Will Shortz, Crossword Editor for “The New York Times”, Recovering from Stroke

Shortz, who's been the paper's crossword editor for more than 30 years, revealed that he’s in rehabilitation after suffering a stroke

<p>Randall Michelson/WireImage</p> Will Shortz, crossword editor for

Randall Michelson/WireImage

Will Shortz, crossword editor for 'The New York Times'
  • Will Shortz, the longtime crossword puzzle editor for The New York Times, is in rehabilitation following a stroke

  • Shortz has edited the crossword for more than 30 years, and also serves as Puzzlemaster for NPR

  • A rep for The New York Times says Shortz, 71, is "expected to [have] a full recovery"

The longtime crossword puzzle editor for The New York Times is in rehab following a stroke, he revealed this weekend.

Will Shortz, 71, who is also the Puzzlemaster for NPR, revealed his health struggle during an appearance at the end of the outlet’s Sunday Puzzle podcast, where he curates riddles for listeners.

“I know our listeners have been wondering about Will, our beloved Puzzlemaster,” host Ayesha Rascoe said towards the end of the episode. “And before we go, I wanted to share a special message from the Puzzlemaster himself.”

“Hey guys, this is Will Shortz. Sorry I’ve been out the last few weeks,” he said in a recorded message. “I had a stroke on February 4, and have been in rehabilitation since then, but I am making progress. I’m looking forward to being back with new puzzles soon.”

<p>Bennett Raglin/Getty</p> Will Shortz, crossword editor for <em>The New York Times</em>

Bennett Raglin/Getty

Will Shortz, crossword editor for The New York Times

“A stroke can occur when blood flow to the brain is blocked or there is sudden bleeding in the brain,” according to the National Institute of Health, which points out that an ischemic stroke, which occurs from a blockage, accounts for just under 90% of strokes.

It was not revealed which type of stroke Shortz had, but as the Mayo Clinic points out, rehabilitation can range from exercises to improve motor skills to cognitive therapies.

Related: Brian Austin Green Says He Spent Over 4 Years Recovering from Stroke-Like Symptoms Caused By His Diet

Shortz has appeared on NPR’s Weekend Edition Sunday since its debut in 1987, NBC News reports, and has been the crossword editor for the New York Times since 1993, celebrating his 30th anniversary last year.

Never miss a story — sign up for PEOPLE's free daily newsletter to stay up-to-date on the best of what PEOPLE has to offer, from celebrity news to compelling human interest stories.

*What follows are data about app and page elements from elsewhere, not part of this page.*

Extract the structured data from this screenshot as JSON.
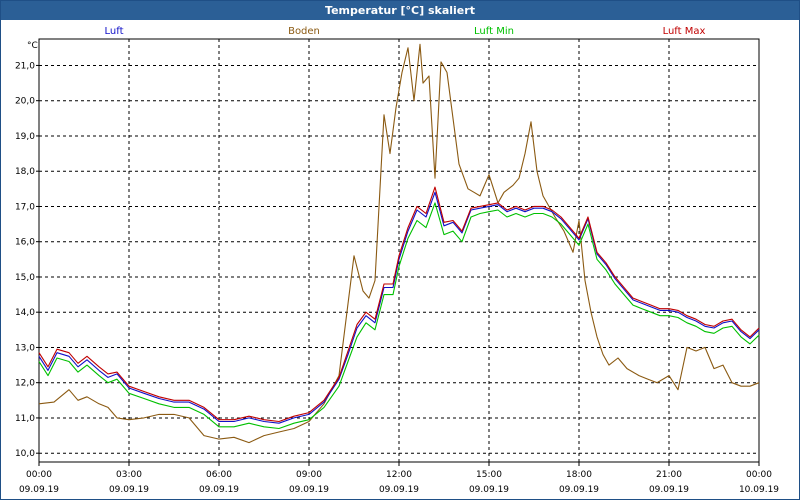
{
  "window": {
    "title": "Temperatur [°C] skaliert"
  },
  "chart_data": {
    "type": "line",
    "title": "Temperatur [°C] skaliert",
    "unit_label": "°C",
    "ylim": [
      9.75,
      21.75
    ],
    "y_ticks": [
      "10,0",
      "11,0",
      "12,0",
      "13,0",
      "14,0",
      "15,0",
      "16,0",
      "17,0",
      "18,0",
      "19,0",
      "20,0",
      "21,0"
    ],
    "y_tick_values": [
      10,
      11,
      12,
      13,
      14,
      15,
      16,
      17,
      18,
      19,
      20,
      21
    ],
    "xlim": [
      0,
      24
    ],
    "x_tick_values": [
      0,
      3,
      6,
      9,
      12,
      15,
      18,
      21,
      24
    ],
    "x_ticks": [
      {
        "time": "00:00",
        "date": "09.09.19"
      },
      {
        "time": "03:00",
        "date": "09.09.19"
      },
      {
        "time": "06:00",
        "date": "09.09.19"
      },
      {
        "time": "09:00",
        "date": "09.09.19"
      },
      {
        "time": "12:00",
        "date": "09.09.19"
      },
      {
        "time": "15:00",
        "date": "09.09.19"
      },
      {
        "time": "18:00",
        "date": "09.09.19"
      },
      {
        "time": "21:00",
        "date": "09.09.19"
      },
      {
        "time": "00:00",
        "date": "10.09.19"
      }
    ],
    "grid": true,
    "legend_position": "top",
    "series": [
      {
        "name": "Boden",
        "color": "#8b5a12",
        "x": [
          0,
          0.5,
          1,
          1.3,
          1.6,
          2,
          2.3,
          2.6,
          3,
          3.5,
          4,
          4.5,
          5,
          5.5,
          6,
          6.5,
          7,
          7.5,
          8,
          8.5,
          9,
          9.5,
          10,
          10.5,
          10.8,
          11,
          11.2,
          11.5,
          11.7,
          11.9,
          12.1,
          12.3,
          12.5,
          12.7,
          12.8,
          13,
          13.2,
          13.4,
          13.6,
          14,
          14.3,
          14.5,
          14.7,
          15,
          15.3,
          15.5,
          15.8,
          16,
          16.2,
          16.4,
          16.6,
          16.8,
          17,
          17.2,
          17.5,
          17.8,
          18,
          18.2,
          18.4,
          18.6,
          18.8,
          19,
          19.3,
          19.6,
          20,
          20.3,
          20.6,
          21,
          21.3,
          21.6,
          21.9,
          22.2,
          22.5,
          22.8,
          23.1,
          23.4,
          23.7,
          24
        ],
        "values": [
          11.4,
          11.45,
          11.8,
          11.5,
          11.6,
          11.4,
          11.3,
          11.0,
          10.95,
          11.0,
          11.1,
          11.1,
          11.0,
          10.5,
          10.4,
          10.45,
          10.3,
          10.5,
          10.6,
          10.7,
          10.9,
          11.4,
          12.2,
          15.6,
          14.6,
          14.4,
          14.9,
          19.6,
          18.5,
          19.8,
          20.8,
          21.5,
          20.0,
          21.6,
          20.5,
          20.7,
          17.8,
          21.1,
          20.8,
          18.2,
          17.5,
          17.4,
          17.3,
          17.9,
          17.1,
          17.4,
          17.6,
          17.8,
          18.5,
          19.4,
          18.0,
          17.3,
          17.0,
          16.7,
          16.3,
          15.7,
          16.6,
          14.9,
          14.0,
          13.3,
          12.8,
          12.5,
          12.7,
          12.4,
          12.2,
          12.1,
          12.0,
          12.2,
          11.8,
          13.0,
          12.9,
          13.0,
          12.4,
          12.5,
          12.0,
          11.9,
          11.9,
          12.0
        ]
      },
      {
        "name": "Luft Min",
        "color": "#00c000",
        "x": [
          0,
          0.3,
          0.6,
          1,
          1.3,
          1.6,
          2,
          2.3,
          2.6,
          3,
          3.5,
          4,
          4.5,
          5,
          5.5,
          6,
          6.5,
          7,
          7.5,
          8,
          8.5,
          9,
          9.5,
          10,
          10.3,
          10.6,
          10.9,
          11.2,
          11.5,
          11.8,
          12,
          12.3,
          12.6,
          12.9,
          13.2,
          13.5,
          13.8,
          14.1,
          14.4,
          14.7,
          15,
          15.3,
          15.6,
          15.9,
          16.2,
          16.5,
          16.8,
          17.1,
          17.4,
          17.7,
          18,
          18.3,
          18.6,
          18.9,
          19.2,
          19.5,
          19.8,
          20.1,
          20.4,
          20.7,
          21,
          21.3,
          21.6,
          21.9,
          22.2,
          22.5,
          22.8,
          23.1,
          23.4,
          23.7,
          24
        ],
        "values": [
          12.6,
          12.2,
          12.7,
          12.6,
          12.3,
          12.5,
          12.2,
          12.0,
          12.1,
          11.7,
          11.55,
          11.4,
          11.3,
          11.3,
          11.1,
          10.75,
          10.75,
          10.85,
          10.75,
          10.7,
          10.85,
          10.95,
          11.3,
          11.9,
          12.6,
          13.3,
          13.7,
          13.5,
          14.5,
          14.5,
          15.3,
          16.1,
          16.6,
          16.4,
          17.1,
          16.2,
          16.3,
          16.0,
          16.7,
          16.8,
          16.85,
          16.9,
          16.7,
          16.8,
          16.7,
          16.8,
          16.8,
          16.7,
          16.5,
          16.2,
          15.9,
          16.5,
          15.5,
          15.2,
          14.8,
          14.5,
          14.2,
          14.1,
          14.0,
          13.9,
          13.9,
          13.85,
          13.7,
          13.6,
          13.45,
          13.4,
          13.55,
          13.6,
          13.3,
          13.1,
          13.35
        ]
      },
      {
        "name": "Luft",
        "color": "#1010c8",
        "x": [
          0,
          0.3,
          0.6,
          1,
          1.3,
          1.6,
          2,
          2.3,
          2.6,
          3,
          3.5,
          4,
          4.5,
          5,
          5.5,
          6,
          6.5,
          7,
          7.5,
          8,
          8.5,
          9,
          9.5,
          10,
          10.3,
          10.6,
          10.9,
          11.2,
          11.5,
          11.8,
          12,
          12.3,
          12.6,
          12.9,
          13.2,
          13.5,
          13.8,
          14.1,
          14.4,
          14.7,
          15,
          15.3,
          15.6,
          15.9,
          16.2,
          16.5,
          16.8,
          17.1,
          17.4,
          17.7,
          18,
          18.3,
          18.6,
          18.9,
          19.2,
          19.5,
          19.8,
          20.1,
          20.4,
          20.7,
          21,
          21.3,
          21.6,
          21.9,
          22.2,
          22.5,
          22.8,
          23.1,
          23.4,
          23.7,
          24
        ],
        "values": [
          12.75,
          12.35,
          12.85,
          12.75,
          12.45,
          12.65,
          12.35,
          12.15,
          12.25,
          11.85,
          11.7,
          11.55,
          11.45,
          11.45,
          11.25,
          10.9,
          10.9,
          11.0,
          10.9,
          10.85,
          11.0,
          11.1,
          11.45,
          12.1,
          12.8,
          13.55,
          13.9,
          13.7,
          14.7,
          14.7,
          15.5,
          16.3,
          16.9,
          16.7,
          17.4,
          16.45,
          16.55,
          16.25,
          16.9,
          16.95,
          17.0,
          17.05,
          16.85,
          16.95,
          16.85,
          16.95,
          16.95,
          16.85,
          16.65,
          16.35,
          16.05,
          16.65,
          15.65,
          15.35,
          14.95,
          14.65,
          14.35,
          14.25,
          14.15,
          14.05,
          14.05,
          14.0,
          13.85,
          13.75,
          13.6,
          13.55,
          13.7,
          13.75,
          13.45,
          13.25,
          13.5
        ]
      },
      {
        "name": "Luft Max",
        "color": "#c00000",
        "x": [
          0,
          0.3,
          0.6,
          1,
          1.3,
          1.6,
          2,
          2.3,
          2.6,
          3,
          3.5,
          4,
          4.5,
          5,
          5.5,
          6,
          6.5,
          7,
          7.5,
          8,
          8.5,
          9,
          9.5,
          10,
          10.3,
          10.6,
          10.9,
          11.2,
          11.5,
          11.8,
          12,
          12.3,
          12.6,
          12.9,
          13.2,
          13.5,
          13.8,
          14.1,
          14.4,
          14.7,
          15,
          15.3,
          15.6,
          15.9,
          16.2,
          16.5,
          16.8,
          17.1,
          17.4,
          17.7,
          18,
          18.3,
          18.6,
          18.9,
          19.2,
          19.5,
          19.8,
          20.1,
          20.4,
          20.7,
          21,
          21.3,
          21.6,
          21.9,
          22.2,
          22.5,
          22.8,
          23.1,
          23.4,
          23.7,
          24
        ],
        "values": [
          12.85,
          12.45,
          12.95,
          12.85,
          12.55,
          12.75,
          12.45,
          12.25,
          12.3,
          11.9,
          11.75,
          11.6,
          11.5,
          11.5,
          11.3,
          10.95,
          10.95,
          11.05,
          10.95,
          10.9,
          11.05,
          11.15,
          11.5,
          12.15,
          12.9,
          13.65,
          14.0,
          13.8,
          14.8,
          14.8,
          15.6,
          16.4,
          17.0,
          16.8,
          17.55,
          16.55,
          16.6,
          16.3,
          16.95,
          17.0,
          17.05,
          17.1,
          16.9,
          17.0,
          16.9,
          17.0,
          17.0,
          16.9,
          16.7,
          16.4,
          16.1,
          16.7,
          15.7,
          15.4,
          15.0,
          14.7,
          14.4,
          14.3,
          14.2,
          14.1,
          14.1,
          14.05,
          13.9,
          13.8,
          13.65,
          13.6,
          13.75,
          13.8,
          13.5,
          13.3,
          13.55
        ]
      }
    ]
  }
}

He’s only the fourth person to hold that job in the entire history of the New York Times, which first launched the famed crossword in 1941.

“When I was a kid, I imagined a life where I’d be sitting in an attic somewhere, making my little puzzles for $15 each, somehow surviving,” he told NYT in 2017. “I actually wrote a paper in eighth grade about what I wanted to do with my life, and it was to be a professional puzzle maker.”

<p>Craig Ruttle/Bloomberg/Getty</p> Will Shortz, crossword editor for the <em>New York Times</em>

Craig Ruttle/Bloomberg/Getty

Will Shortz, crossword editor for the New York Times

On Sunday's NPR episode, Rascoe continued, “We here at Weekend Edition, we love Will, and I know that everybody at home does, too. And we are rooting for him, and we are so hopeful and know that he will feel better soon.

Greg Pliska, The Puzzler podcast host who filled in for Shortz on this week’s episode, added, “I know I speak for the whole puzzling community in wishing Will the best. He's been a great friend to me for many years. And as much as I love playing the Puzzle on air with you, Ayesha, I look forward to getting to play from home with you and Will again in my Sunday morning pajamas.”

Related: Snoop Dogg's Daughter Cori, 24, Shares Warning Signs of Her 'Severe' Stroke: 'Listen to Your Body'

The New York Times said Shortz did not immediately respond to questions about when he can return to work, but a spokesman for the outlet said the newspaper had been in “regular contact” with him, and wished him “the best on his path to what is expected to be a full recovery.”

The rep added, “We look forward to having him back at work when he is ready.”

For more People news, make sure to sign up for our newsletter!

Read the original article on People.